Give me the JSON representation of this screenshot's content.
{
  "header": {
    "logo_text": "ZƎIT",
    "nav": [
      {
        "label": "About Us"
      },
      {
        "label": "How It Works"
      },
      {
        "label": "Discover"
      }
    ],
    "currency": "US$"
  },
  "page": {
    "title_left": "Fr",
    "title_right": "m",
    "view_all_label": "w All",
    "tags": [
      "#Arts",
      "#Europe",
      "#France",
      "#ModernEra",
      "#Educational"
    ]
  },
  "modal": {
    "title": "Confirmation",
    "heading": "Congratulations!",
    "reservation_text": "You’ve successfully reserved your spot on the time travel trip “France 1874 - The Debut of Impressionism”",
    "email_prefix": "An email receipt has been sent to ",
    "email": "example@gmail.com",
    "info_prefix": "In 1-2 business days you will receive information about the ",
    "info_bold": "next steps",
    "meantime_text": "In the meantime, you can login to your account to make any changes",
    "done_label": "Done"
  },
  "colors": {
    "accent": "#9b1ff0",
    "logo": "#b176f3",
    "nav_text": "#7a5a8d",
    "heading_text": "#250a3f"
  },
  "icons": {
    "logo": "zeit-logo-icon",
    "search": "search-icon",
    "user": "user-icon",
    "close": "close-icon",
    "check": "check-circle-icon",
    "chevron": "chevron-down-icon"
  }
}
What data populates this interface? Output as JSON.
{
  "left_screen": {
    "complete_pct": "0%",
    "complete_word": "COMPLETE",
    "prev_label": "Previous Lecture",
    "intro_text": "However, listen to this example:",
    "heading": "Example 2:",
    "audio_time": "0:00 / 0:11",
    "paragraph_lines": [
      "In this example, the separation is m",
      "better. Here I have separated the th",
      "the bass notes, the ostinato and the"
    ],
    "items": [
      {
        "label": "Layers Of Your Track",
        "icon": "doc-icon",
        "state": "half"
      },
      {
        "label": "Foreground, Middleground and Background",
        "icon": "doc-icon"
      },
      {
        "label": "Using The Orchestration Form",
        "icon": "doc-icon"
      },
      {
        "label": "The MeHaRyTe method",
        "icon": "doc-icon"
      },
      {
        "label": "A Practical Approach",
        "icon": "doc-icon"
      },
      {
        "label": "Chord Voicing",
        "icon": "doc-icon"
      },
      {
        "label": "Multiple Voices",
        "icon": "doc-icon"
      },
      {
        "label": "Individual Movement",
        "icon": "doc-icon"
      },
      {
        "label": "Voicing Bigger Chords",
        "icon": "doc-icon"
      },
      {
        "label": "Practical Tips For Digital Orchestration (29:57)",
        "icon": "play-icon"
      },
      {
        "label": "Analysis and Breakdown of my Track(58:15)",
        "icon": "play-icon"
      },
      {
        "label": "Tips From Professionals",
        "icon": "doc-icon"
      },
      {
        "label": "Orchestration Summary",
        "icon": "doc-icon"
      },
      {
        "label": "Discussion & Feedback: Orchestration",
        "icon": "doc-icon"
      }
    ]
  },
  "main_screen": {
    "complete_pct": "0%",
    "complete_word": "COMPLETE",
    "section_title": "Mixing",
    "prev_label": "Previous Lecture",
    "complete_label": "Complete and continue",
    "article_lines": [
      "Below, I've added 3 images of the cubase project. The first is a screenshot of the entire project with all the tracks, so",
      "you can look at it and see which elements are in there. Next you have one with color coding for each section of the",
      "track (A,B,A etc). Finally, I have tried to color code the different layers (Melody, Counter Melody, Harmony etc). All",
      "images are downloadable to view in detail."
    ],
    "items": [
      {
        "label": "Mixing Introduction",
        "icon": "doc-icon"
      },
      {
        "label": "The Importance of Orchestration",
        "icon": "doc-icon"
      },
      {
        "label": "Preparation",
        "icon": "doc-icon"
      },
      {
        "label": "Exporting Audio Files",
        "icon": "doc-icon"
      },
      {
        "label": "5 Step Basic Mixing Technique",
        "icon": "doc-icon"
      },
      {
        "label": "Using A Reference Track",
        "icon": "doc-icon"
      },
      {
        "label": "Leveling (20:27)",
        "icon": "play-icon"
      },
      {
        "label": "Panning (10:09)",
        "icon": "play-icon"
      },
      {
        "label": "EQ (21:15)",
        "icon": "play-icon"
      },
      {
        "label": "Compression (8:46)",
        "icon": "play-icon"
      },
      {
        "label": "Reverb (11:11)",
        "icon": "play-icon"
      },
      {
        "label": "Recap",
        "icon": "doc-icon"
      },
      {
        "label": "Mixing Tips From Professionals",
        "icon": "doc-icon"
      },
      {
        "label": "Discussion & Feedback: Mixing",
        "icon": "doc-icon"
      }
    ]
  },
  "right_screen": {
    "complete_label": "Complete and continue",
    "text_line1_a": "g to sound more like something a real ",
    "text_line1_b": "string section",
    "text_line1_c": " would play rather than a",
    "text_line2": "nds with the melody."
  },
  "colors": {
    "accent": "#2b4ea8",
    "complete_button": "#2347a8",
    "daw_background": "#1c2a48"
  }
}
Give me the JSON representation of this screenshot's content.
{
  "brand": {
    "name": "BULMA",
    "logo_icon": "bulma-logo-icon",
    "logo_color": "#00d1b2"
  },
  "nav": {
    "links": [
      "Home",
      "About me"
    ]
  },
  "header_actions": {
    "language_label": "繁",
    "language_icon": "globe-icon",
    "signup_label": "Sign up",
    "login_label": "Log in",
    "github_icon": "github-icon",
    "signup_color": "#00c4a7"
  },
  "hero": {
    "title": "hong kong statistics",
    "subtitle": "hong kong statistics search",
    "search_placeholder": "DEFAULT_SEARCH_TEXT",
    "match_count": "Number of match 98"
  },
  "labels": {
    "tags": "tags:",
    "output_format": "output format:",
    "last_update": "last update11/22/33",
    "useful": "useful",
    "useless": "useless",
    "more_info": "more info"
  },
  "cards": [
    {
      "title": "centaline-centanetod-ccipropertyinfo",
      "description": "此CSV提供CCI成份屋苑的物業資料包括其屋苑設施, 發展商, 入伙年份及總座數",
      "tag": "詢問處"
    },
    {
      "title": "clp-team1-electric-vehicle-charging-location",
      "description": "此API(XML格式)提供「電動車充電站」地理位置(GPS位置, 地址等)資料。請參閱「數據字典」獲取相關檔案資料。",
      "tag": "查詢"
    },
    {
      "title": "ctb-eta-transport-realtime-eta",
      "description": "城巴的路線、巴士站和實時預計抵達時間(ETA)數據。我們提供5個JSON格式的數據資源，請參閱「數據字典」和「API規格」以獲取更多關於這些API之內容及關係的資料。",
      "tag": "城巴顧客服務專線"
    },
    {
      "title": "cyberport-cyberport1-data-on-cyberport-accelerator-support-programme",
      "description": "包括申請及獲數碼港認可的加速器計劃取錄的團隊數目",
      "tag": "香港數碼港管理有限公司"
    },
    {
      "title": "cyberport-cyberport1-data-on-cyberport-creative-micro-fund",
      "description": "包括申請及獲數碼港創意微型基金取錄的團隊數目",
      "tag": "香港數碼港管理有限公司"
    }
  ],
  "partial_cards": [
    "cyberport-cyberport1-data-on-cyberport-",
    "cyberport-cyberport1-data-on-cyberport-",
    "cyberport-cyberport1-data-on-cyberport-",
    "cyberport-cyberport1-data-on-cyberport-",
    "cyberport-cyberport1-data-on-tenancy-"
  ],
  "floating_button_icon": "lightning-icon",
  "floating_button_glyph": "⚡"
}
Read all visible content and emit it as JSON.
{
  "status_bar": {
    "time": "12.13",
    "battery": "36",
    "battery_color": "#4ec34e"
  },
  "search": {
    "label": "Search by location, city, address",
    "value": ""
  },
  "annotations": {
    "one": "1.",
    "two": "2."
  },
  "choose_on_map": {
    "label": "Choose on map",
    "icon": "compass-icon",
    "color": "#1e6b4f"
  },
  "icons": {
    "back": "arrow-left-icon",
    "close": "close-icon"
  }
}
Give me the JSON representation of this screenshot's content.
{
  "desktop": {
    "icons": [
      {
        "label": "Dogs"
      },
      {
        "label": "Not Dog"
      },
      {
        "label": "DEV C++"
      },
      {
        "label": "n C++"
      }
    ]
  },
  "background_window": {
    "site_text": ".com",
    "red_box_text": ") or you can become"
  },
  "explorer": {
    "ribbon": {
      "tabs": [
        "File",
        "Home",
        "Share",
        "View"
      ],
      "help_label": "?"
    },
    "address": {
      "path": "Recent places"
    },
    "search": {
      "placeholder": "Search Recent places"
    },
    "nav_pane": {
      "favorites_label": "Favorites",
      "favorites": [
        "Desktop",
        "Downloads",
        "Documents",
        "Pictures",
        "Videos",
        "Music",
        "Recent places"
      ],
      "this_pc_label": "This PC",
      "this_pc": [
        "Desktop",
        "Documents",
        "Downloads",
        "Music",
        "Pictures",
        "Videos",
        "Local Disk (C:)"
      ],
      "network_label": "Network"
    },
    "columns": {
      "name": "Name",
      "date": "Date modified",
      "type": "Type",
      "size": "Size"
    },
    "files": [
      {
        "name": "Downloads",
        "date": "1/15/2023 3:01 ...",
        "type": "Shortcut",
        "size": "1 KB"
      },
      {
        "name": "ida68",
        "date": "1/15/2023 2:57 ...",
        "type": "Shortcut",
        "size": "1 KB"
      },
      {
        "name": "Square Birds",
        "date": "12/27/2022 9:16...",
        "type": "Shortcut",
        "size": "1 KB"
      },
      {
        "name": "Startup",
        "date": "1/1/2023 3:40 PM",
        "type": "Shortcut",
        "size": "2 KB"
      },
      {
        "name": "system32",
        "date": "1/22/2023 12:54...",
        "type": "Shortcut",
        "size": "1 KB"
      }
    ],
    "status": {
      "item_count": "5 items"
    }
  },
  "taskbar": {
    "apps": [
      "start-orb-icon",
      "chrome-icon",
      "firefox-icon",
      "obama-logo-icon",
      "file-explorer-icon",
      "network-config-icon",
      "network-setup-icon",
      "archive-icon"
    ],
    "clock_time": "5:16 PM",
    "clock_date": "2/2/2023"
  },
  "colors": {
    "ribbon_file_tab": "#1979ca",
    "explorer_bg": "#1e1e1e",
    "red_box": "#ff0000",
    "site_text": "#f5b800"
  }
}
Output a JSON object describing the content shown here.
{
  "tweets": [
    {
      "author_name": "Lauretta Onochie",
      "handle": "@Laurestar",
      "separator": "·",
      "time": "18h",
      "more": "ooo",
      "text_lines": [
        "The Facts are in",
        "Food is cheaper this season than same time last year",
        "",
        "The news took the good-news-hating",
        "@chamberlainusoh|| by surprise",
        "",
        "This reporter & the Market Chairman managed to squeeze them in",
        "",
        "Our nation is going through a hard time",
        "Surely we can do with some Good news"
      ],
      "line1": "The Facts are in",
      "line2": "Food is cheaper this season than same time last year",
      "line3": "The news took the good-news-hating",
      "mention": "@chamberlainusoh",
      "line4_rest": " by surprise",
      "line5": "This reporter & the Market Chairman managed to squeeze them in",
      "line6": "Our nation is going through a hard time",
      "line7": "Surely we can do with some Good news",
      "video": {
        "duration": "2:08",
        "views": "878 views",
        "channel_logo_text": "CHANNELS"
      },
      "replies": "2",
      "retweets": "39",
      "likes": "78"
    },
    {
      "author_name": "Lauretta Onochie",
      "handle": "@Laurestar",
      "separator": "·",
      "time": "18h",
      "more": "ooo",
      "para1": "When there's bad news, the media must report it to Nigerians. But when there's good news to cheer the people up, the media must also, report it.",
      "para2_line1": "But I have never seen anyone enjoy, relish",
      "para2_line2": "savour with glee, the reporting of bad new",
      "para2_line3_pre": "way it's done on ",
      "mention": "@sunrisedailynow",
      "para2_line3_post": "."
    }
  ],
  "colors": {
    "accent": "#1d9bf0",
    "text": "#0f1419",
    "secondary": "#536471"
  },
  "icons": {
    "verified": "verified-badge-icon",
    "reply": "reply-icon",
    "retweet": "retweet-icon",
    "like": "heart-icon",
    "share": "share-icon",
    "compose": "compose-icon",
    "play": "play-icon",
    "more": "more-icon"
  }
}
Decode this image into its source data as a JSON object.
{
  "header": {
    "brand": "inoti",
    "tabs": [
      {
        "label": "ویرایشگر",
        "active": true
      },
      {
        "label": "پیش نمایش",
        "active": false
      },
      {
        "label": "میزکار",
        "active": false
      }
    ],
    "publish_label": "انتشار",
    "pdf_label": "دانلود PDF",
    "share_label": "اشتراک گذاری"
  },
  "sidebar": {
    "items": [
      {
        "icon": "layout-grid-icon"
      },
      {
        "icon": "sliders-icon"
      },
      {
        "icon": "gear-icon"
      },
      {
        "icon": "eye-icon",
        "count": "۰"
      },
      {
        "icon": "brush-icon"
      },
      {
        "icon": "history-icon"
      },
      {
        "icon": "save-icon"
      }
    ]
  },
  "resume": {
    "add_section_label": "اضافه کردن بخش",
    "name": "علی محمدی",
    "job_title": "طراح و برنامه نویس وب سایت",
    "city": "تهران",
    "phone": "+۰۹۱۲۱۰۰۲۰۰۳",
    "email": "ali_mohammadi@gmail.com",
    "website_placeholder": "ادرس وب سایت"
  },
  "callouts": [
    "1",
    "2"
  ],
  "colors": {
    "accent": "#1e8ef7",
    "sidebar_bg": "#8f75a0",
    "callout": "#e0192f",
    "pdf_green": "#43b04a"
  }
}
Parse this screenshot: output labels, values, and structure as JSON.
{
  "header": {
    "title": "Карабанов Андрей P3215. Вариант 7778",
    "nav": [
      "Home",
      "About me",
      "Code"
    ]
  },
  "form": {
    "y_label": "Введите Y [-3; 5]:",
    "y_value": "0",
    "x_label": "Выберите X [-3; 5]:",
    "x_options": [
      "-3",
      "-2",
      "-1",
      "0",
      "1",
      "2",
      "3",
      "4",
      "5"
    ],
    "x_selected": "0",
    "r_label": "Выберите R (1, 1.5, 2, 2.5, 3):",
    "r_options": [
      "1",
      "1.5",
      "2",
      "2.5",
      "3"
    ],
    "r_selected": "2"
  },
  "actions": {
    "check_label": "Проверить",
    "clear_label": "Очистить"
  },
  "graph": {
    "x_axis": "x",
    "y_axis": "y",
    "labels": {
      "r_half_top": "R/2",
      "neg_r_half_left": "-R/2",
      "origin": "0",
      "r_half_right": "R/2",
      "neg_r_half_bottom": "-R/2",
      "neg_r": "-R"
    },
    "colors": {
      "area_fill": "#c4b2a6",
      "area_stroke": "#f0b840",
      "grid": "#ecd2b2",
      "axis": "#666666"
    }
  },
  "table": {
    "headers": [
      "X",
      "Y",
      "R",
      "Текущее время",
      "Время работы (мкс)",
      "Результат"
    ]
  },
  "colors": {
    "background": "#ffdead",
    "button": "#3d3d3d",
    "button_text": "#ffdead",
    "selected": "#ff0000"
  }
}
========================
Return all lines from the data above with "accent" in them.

■ Result of this task
    "accent": "#9b1ff0",
    "accent": "#2b4ea8",
    "accent": "#1d9bf0",
    "accent": "#1e8ef7",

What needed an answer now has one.